YOUR GOAL
The records that follow are to be given again exactly, with their pictures omitted.

STUDY MATERIAL
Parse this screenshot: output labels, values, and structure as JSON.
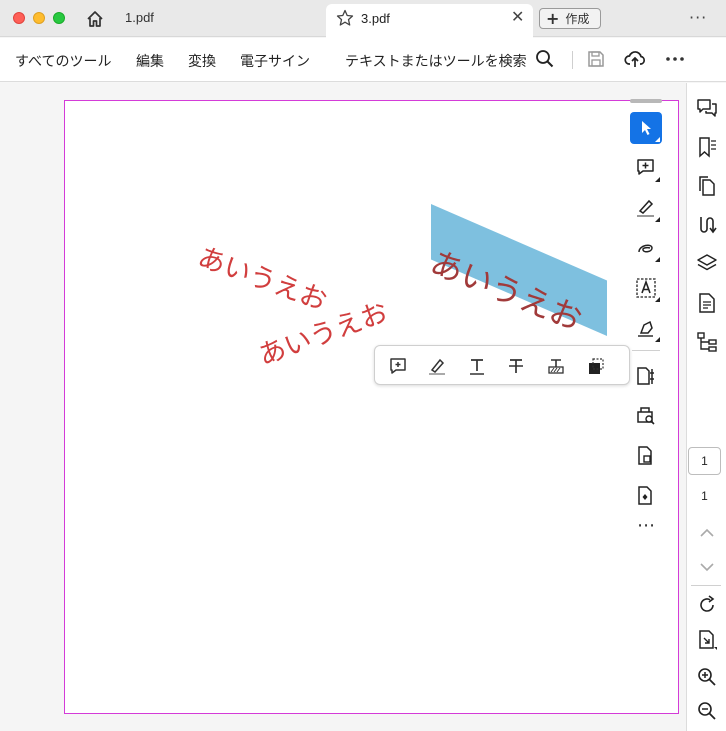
{
  "tabs": [
    {
      "label": "1.pdf",
      "active": false
    },
    {
      "label": "3.pdf",
      "active": true
    }
  ],
  "tabbar": {
    "new_label": "作成",
    "close_glyph": "✕",
    "more_glyph": "···"
  },
  "toolbar": {
    "all_tools": "すべてのツール",
    "edit": "編集",
    "convert": "変換",
    "esign": "電子サイン",
    "search_label": "テキストまたはツールを検索"
  },
  "document": {
    "texts": [
      "あいうえお",
      "あいうえお",
      "あいうえお"
    ]
  },
  "page_nav": {
    "current": "1",
    "total": "1"
  },
  "tools_more": "⋯",
  "colors": {
    "accent": "#1473e6",
    "annotation_red": "#d13e3e",
    "selection": "#7ec0df",
    "page_border": "#d43bd8"
  }
}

EXERCISE SOLUTION
Parse this screenshot: output labels, values, and structure as JSON.
{
  "tabs": [
    {
      "label": "1.pdf",
      "active": false
    },
    {
      "label": "3.pdf",
      "active": true
    }
  ],
  "tabbar": {
    "new_label": "作成",
    "close_glyph": "✕",
    "more_glyph": "···"
  },
  "toolbar": {
    "all_tools": "すべてのツール",
    "edit": "編集",
    "convert": "変換",
    "esign": "電子サイン",
    "search_label": "テキストまたはツールを検索"
  },
  "document": {
    "texts": [
      "あいうえお",
      "あいうえお",
      "あいうえお"
    ]
  },
  "page_nav": {
    "current": "1",
    "total": "1"
  },
  "tools_more": "⋯",
  "colors": {
    "accent": "#1473e6",
    "annotation_red": "#d13e3e",
    "selection": "#7ec0df",
    "page_border": "#d43bd8"
  }
}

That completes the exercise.